As long ago as the late sixties and early eighties, Republican leaders developed a unique election strategy. They intentionally made politics so messy; so reprehensibly ugly; so divisive that many moderate voters became disgusted with the whole political process and tuned out. The idea was that by diminishing the votes of moderates, the primaries and elections would be decided by the most rabid conservative base.
At the same time, they attacked the mainstream news outlets in order to create distrust of the media and objective reporting. This allowed partisan talk show hosts and conservative pundits to confuse voters and control the political message.
This strategy was at the heart of many GOP victories over the past 40 years.

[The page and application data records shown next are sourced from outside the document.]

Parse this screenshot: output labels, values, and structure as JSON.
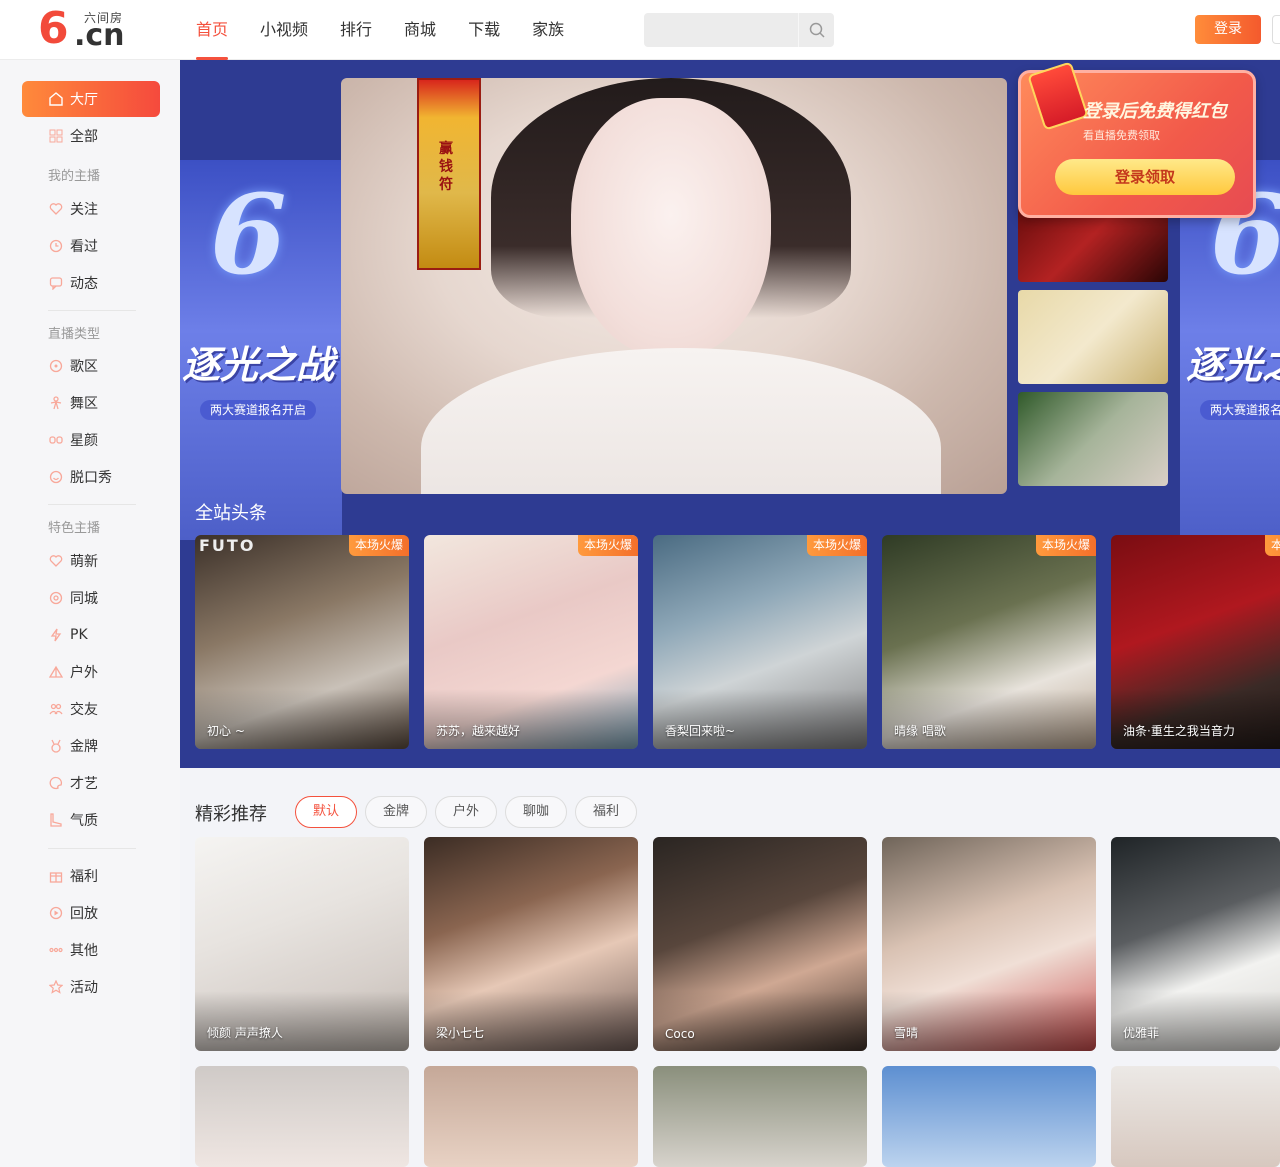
{
  "logo": {
    "sub": "六间房",
    "domain": ".cn",
    "mark": "6"
  },
  "nav": [
    "首页",
    "小视频",
    "排行",
    "商城",
    "下载",
    "家族"
  ],
  "search": {
    "placeholder": ""
  },
  "header": {
    "login": "登录"
  },
  "sidebar": {
    "hall": "大厅",
    "all": "全部",
    "my_section": "我的主播",
    "my": [
      "关注",
      "看过",
      "动态"
    ],
    "type_section": "直播类型",
    "types": [
      "歌区",
      "舞区",
      "星颜",
      "脱口秀"
    ],
    "feature_section": "特色主播",
    "features": [
      "萌新",
      "同城",
      "PK",
      "户外",
      "交友",
      "金牌",
      "才艺",
      "气质"
    ],
    "others": [
      "福利",
      "回放",
      "其他",
      "活动"
    ]
  },
  "hero": {
    "promo_title": "逐光之战",
    "promo_sub": "两大赛道报名开启",
    "talisman": "赢钱符",
    "redpack_title": "登录后免费得红包",
    "redpack_sub": "看直播免费领取",
    "redpack_btn": "登录领取",
    "heading": "全站头条"
  },
  "hot": {
    "badge": "本场火爆",
    "cards": [
      {
        "name": "初心 ~",
        "banner": "FUTO"
      },
      {
        "name": "苏苏，越来越好"
      },
      {
        "name": "香梨回来啦~"
      },
      {
        "name": "晴缘 唱歌"
      },
      {
        "name": "油条·重生之我当音力"
      }
    ]
  },
  "recommend": {
    "title": "精彩推荐",
    "tags": [
      "默认",
      "金牌",
      "户外",
      "聊咖",
      "福利"
    ],
    "cards": [
      {
        "name": "倾颜 声声撩人"
      },
      {
        "name": "梁小七七"
      },
      {
        "name": "Coco"
      },
      {
        "name": "雪晴"
      },
      {
        "name": "优雅菲"
      }
    ]
  },
  "colors": {
    "accent": "#f4513d",
    "hero_bg": "#2e3b92",
    "sidebar_active": "#f54a3d"
  }
}
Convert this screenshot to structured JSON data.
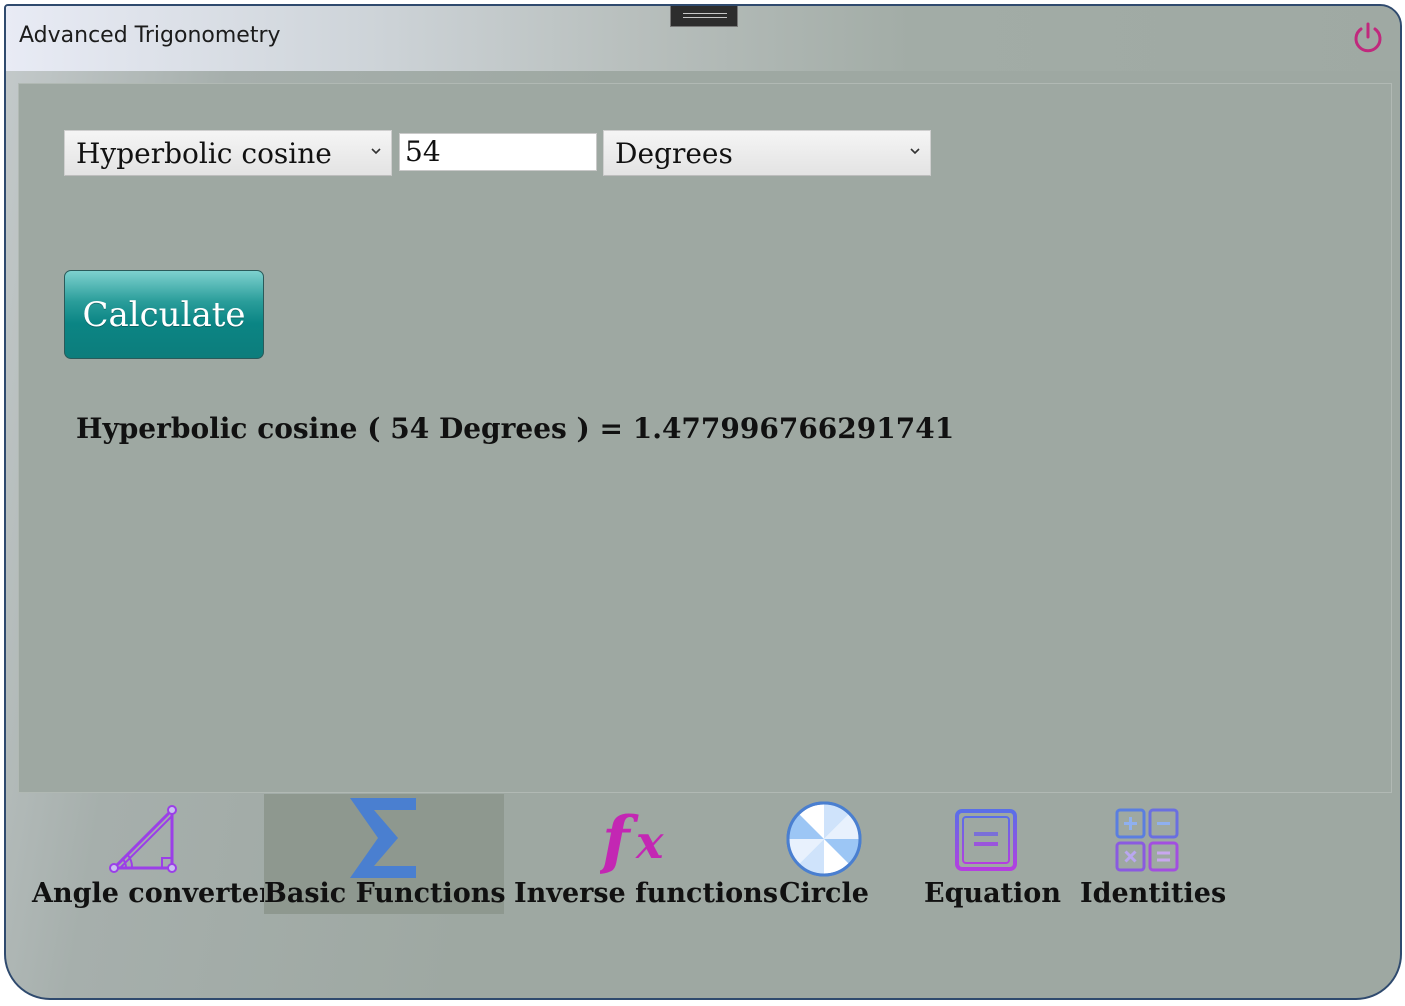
{
  "window": {
    "title": "Advanced Trigonometry"
  },
  "controls": {
    "function_select": "Hyperbolic cosine",
    "angle_value": "54",
    "unit_select": "Degrees",
    "calculate_label": "Calculate"
  },
  "result": {
    "text": "Hyperbolic cosine ( 54 Degrees ) = 1.477996766291741"
  },
  "nav": [
    {
      "label": "Angle converter",
      "icon": "triangle-angle-icon"
    },
    {
      "label": "Basic Functions",
      "icon": "sigma-icon",
      "active": true
    },
    {
      "label": "Inverse functions",
      "icon": "fx-icon"
    },
    {
      "label": "Circle",
      "icon": "circle-icon"
    },
    {
      "label": "Equation",
      "icon": "equals-icon"
    },
    {
      "label": "Identities",
      "icon": "calculator-icon"
    }
  ],
  "colors": {
    "accent_teal": "#0b8584",
    "power_icon": "#c0297d",
    "icon_purple": "#9b3fe8",
    "icon_magenta": "#c327b3",
    "icon_blue": "#4a7fd0"
  }
}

It was never more obvious than in the events leading up to the 2010 mid-term elections. And it would have worked again in 2012 if not for an energized Democratic majority and a bartender who captured Mitt Romney’s comments about the 47 percent.
Not content with demoralizing and repulsing a large number of moderates, the GOP and its Tea Party parasites have set about passing voter ID laws designed to diminish the participation of other segments of the electorate…including the poor, the elderly and minorities. The fewer of these Democratic-leaning voters who participate, the easier it will be for conservatives to win elections.

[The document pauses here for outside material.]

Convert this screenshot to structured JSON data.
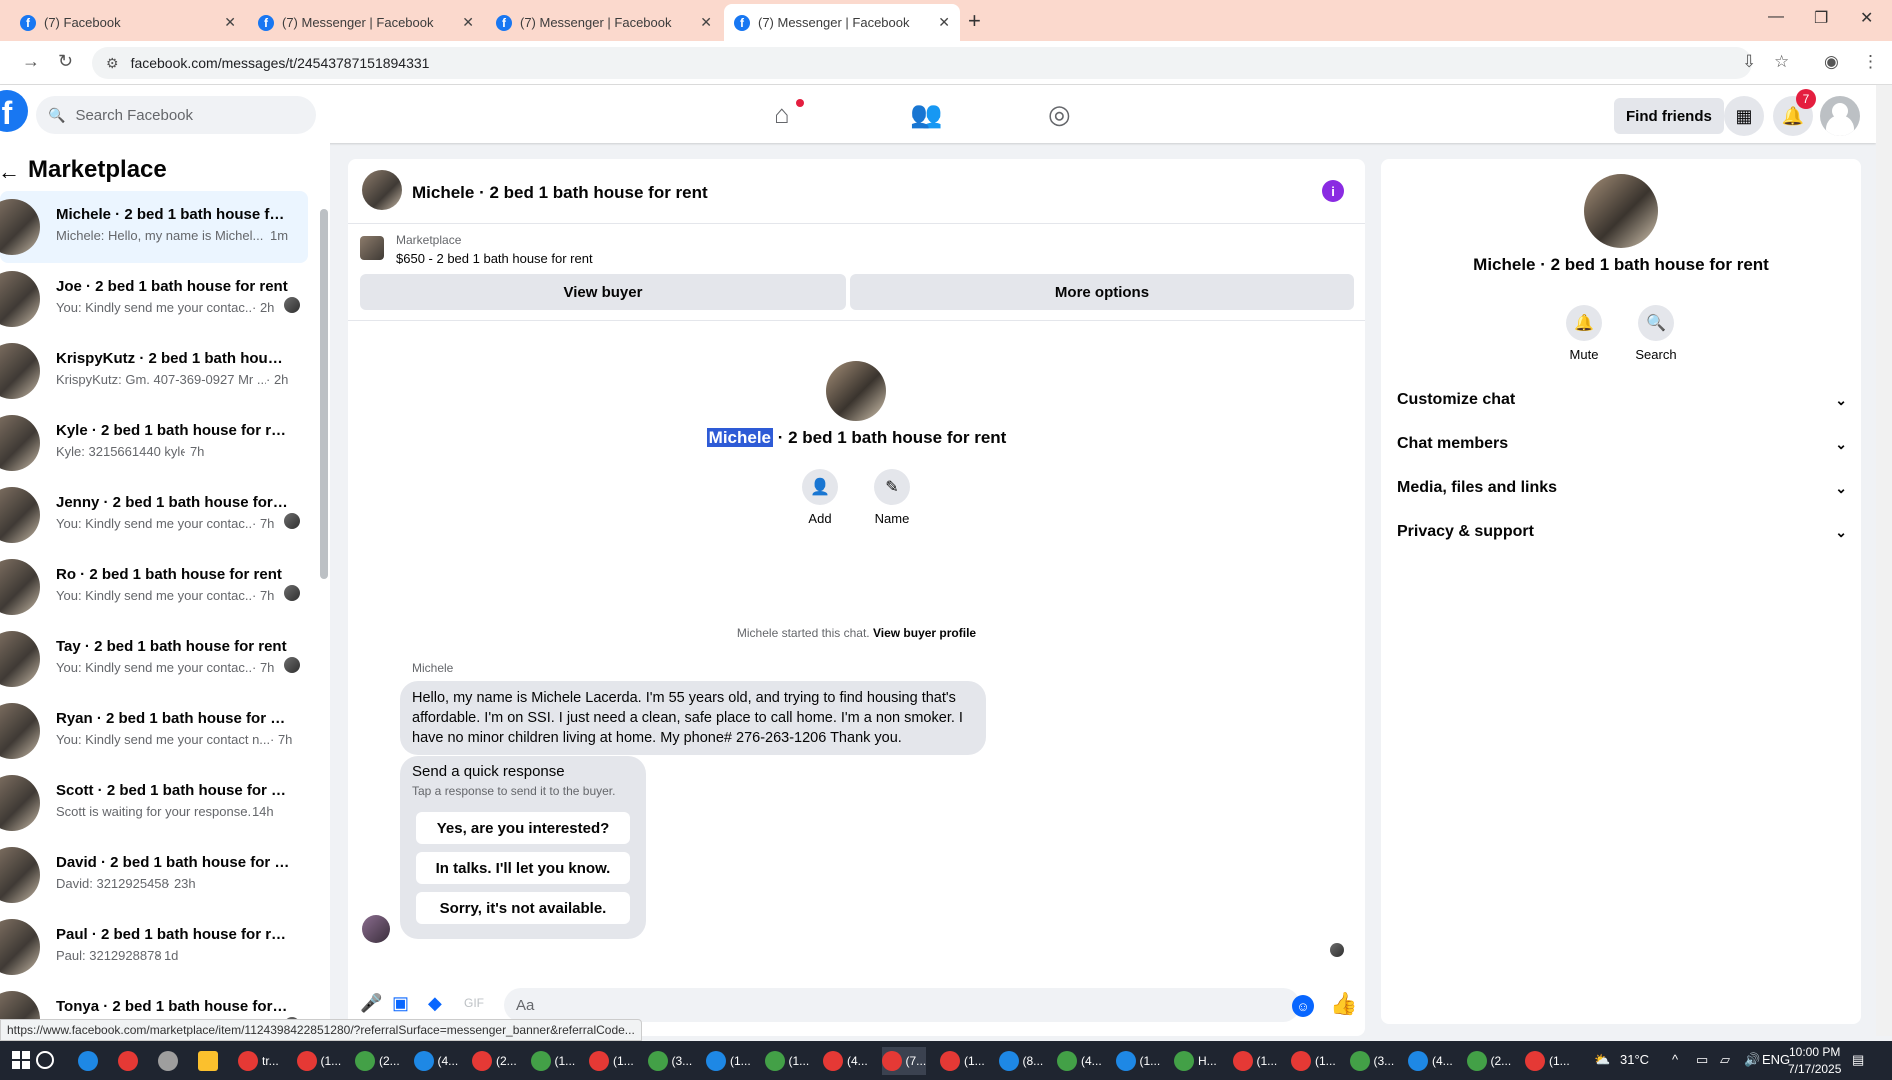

Combine these strategies with the financial backing of large corporations and wealthy contributors such as the Koch brothers, and we might see a conservative landslide in 2014.
Given the changing demographics of our nation and the coming minority majority, these cynical GOP strategies can’t work for long and Teapublicans know it. But they can create a lot of mischief in the meantime. You need only look at the ultra-conservative bills that have been pushed through states with a Teapublican majority in the legislature and a Teapublican governor.
Arizona, North Carolina, Pennsylvania, Wisconsin, Texas and others have acted like States Gone Wild with their anti-woman, anti-abortion, anti-tax, anti-union, anti-minority and pro-gun legislation. Many of their measures are unpopular with a majority of their citizens. But the majority is helpless to do anything to stop the bills or overturn them until there’s a change in state governments. And change is unlikely anytime in the near future because of Teapublican gerrymandering designed to keep them in power for years.
The only chance for change is for moderates to become re-engaged; to tune out the relentless negative campaign ads; to look beyond the headlines; to ignore the sound bites; to approach elections by studying the candidates and their policies with the same attitude as studying for a college final; then vote!